The article proceeds with a reminder that in the 1970’s, at least two synthetic cannabinoids were a legal prescription in the United States for cancer-induced nausea. Though more sophisticated anti-emetic drugs have been developed since then, there is absolutely no doubt that the endocannabinoid system regulates many aspects of nausea. This means that its manipulation through naturally-harvested cannabinoid supplementation may be the future for patients who have the nausea plight.

Promising animal studies focusing on the anti-emetic effects of cannabidiol supplementation are cited by the Canadian team, concluding that the stage is set for human trials, particularly considering the problematic status of nauseous consequences in the ever-increasing number of cancer patients in chemotherapy, both at present, but more importantly, in the future.

The three studies discussed above cover much of the claims put forth by Elevated Health in their effort to make a case for the Hemp Oil Miracle Pill (specifically mental disorders, anti-inflammatory effect, certain neurological problems, and anti-emetic action). Nevertheless, this would not be a thorough enough review if we would not, however briefly, examine the scientific evidence concerning the other advertised benefits:

  • Bone Growth – this is probably a case of miscommunication as cannabidiol may stimulate a cannabinoid receptor in the nervous system which regulates the amount of fat in the bone marrow, an aspect which influences bone density (whose deficiency leads to osteoporosis as individuals advance in age). The evidence, however, is scarce, with only tests performed on rodents confirming the hypothesis, at least for the time being.
  • Anti-tumor Benefits – the endocannabinoid system regulates many physical processes as a part of the nervous apparatus.

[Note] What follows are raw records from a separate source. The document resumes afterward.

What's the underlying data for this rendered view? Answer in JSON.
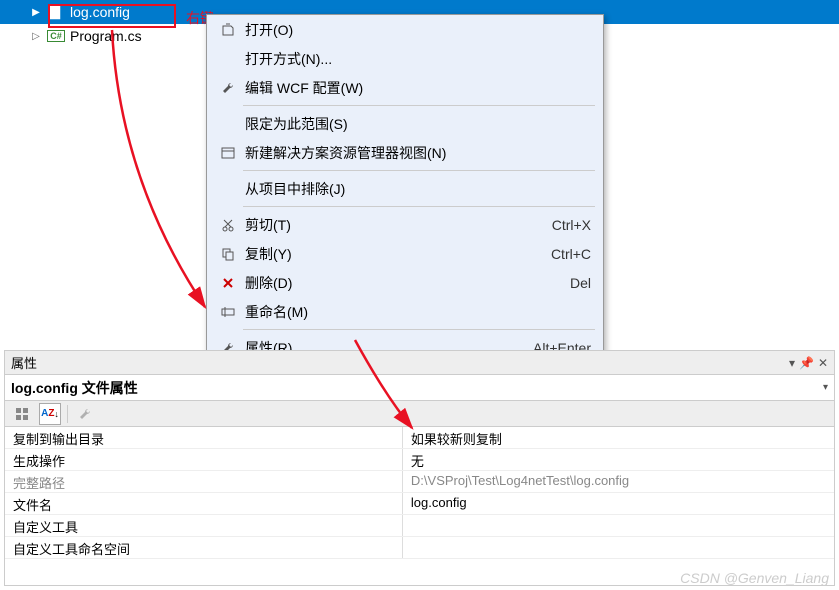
{
  "tree": {
    "items": [
      {
        "label": "log.config",
        "selected": true
      },
      {
        "label": "Program.cs",
        "selected": false
      }
    ]
  },
  "annotations": {
    "right_click_label": "右键"
  },
  "contextMenu": {
    "items": [
      {
        "label": "打开(O)",
        "icon": "open",
        "shortcut": ""
      },
      {
        "label": "打开方式(N)...",
        "icon": "",
        "shortcut": ""
      },
      {
        "label": "编辑 WCF 配置(W)",
        "icon": "wrench",
        "shortcut": ""
      },
      {
        "label": "限定为此范围(S)",
        "icon": "",
        "shortcut": ""
      },
      {
        "label": "新建解决方案资源管理器视图(N)",
        "icon": "window",
        "shortcut": ""
      },
      {
        "label": "从项目中排除(J)",
        "icon": "",
        "shortcut": ""
      },
      {
        "label": "剪切(T)",
        "icon": "cut",
        "shortcut": "Ctrl+X"
      },
      {
        "label": "复制(Y)",
        "icon": "copy",
        "shortcut": "Ctrl+C"
      },
      {
        "label": "删除(D)",
        "icon": "delete",
        "shortcut": "Del"
      },
      {
        "label": "重命名(M)",
        "icon": "rename",
        "shortcut": ""
      },
      {
        "label": "属性(R)",
        "icon": "wrench",
        "shortcut": "Alt+Enter"
      }
    ]
  },
  "properties": {
    "panelTitle": "属性",
    "fileLabel": "log.config 文件属性",
    "rows": [
      {
        "name": "复制到输出目录",
        "value": "如果较新则复制",
        "readonly": false,
        "highlighted": true
      },
      {
        "name": "生成操作",
        "value": "无",
        "readonly": false
      },
      {
        "name": "完整路径",
        "value": "D:\\VSProj\\Test\\Log4netTest\\log.config",
        "readonly": true
      },
      {
        "name": "文件名",
        "value": "log.config",
        "readonly": false
      },
      {
        "name": "自定义工具",
        "value": "",
        "readonly": false
      },
      {
        "name": "自定义工具命名空间",
        "value": "",
        "readonly": false
      }
    ]
  },
  "watermark": "CSDN @Genven_Liang"
}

Thus, it could play a (probably small) part in the cancers associated with the nervous tissues. Nevertheless, it is clear that the FDA does not approve of cannabinoids as medicine against any disease, least of all cancer. That being said, some cannabinoids are frequently prescribed against the side-effects of certain types of cancer, with THC, in particular, a semi-legal alternative when dealing with those consequences.
  • Hypertension – is a chronic condition and, as is the case with every chronic health problem, there is never a single cause. The manner and degree in which the nervous system regulates blood pressure still hold a degree of mystery to scientists. However, there is limited evidence as to the effects of cannabidiol on the vascular system. Rodents with induced diabetes have exhibited a relaxation in blood vessels when exposed to cannabinoids (including CBD). Also, CBD seems to positively influence the survival rate of leucocytes, although this aspect has an inconclusive bearing on the overall problem of high blood pressure.
  • Seizures – in some cultures, cannabis has been used as a traditional treatment for epileptic seizures. Studies on small rodents yielded mixed results, with cannabidiol showing promising results in cases of non-epileptic seizures. A particular manifestation of epilepsy known as Dravet Syndrome (epileptic seizure occurring in early childhood, brought on by non-related high fever) seems to respond particularly well to CBD supplementation. As is the case with the other disorders, research is severely limited.[4]

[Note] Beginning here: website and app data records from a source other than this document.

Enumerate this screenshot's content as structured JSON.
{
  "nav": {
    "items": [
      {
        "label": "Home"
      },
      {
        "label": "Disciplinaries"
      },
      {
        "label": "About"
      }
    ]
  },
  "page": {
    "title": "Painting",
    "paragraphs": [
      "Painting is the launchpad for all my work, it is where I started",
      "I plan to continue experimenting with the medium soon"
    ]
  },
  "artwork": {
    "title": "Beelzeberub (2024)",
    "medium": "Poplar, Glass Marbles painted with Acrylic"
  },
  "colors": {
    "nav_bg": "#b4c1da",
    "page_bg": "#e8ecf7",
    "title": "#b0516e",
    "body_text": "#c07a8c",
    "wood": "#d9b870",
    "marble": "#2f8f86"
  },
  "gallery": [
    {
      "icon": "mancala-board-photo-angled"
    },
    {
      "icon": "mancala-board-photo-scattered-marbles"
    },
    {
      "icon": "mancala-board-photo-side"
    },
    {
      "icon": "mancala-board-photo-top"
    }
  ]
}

Cannabidiol has a strong claim to being at least partially what it is touted. It certainly cannot be harmful, although one should beware when pregnant or in other exceptional physical conditions. The problem is that we do not possess the critical information regarding the hemp strain used in manufacturing the supplement.[5]

Then there is the small matter of the price. Why should a pill sold through a shady website be around 30 percent more expensive than the already well-established products, even though they contain the same amount of active substance?

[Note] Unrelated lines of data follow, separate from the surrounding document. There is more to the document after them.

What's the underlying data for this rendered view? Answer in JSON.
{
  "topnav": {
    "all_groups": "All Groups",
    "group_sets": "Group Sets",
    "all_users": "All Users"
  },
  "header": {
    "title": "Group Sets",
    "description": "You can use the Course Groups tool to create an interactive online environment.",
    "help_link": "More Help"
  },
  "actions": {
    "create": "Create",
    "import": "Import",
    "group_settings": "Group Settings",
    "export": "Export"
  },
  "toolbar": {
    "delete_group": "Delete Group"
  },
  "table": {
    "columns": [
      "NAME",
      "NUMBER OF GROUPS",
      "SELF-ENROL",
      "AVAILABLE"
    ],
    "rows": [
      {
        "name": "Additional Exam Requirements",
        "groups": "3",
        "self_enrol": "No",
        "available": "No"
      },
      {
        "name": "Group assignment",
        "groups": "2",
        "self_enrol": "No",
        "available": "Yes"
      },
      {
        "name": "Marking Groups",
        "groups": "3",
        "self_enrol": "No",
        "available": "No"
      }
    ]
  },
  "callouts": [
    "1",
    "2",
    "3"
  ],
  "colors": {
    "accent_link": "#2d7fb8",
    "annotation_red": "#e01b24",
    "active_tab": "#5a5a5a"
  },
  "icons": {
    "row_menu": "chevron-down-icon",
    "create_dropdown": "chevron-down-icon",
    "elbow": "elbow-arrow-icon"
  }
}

With so many red flags, no independent reviewer could endorse Elevated Health’s product. Simply put, there are better, more trustworthy, and more affordable alternatives out there. The market of CBD supplements is a competitive one. That is always good news for the consumer!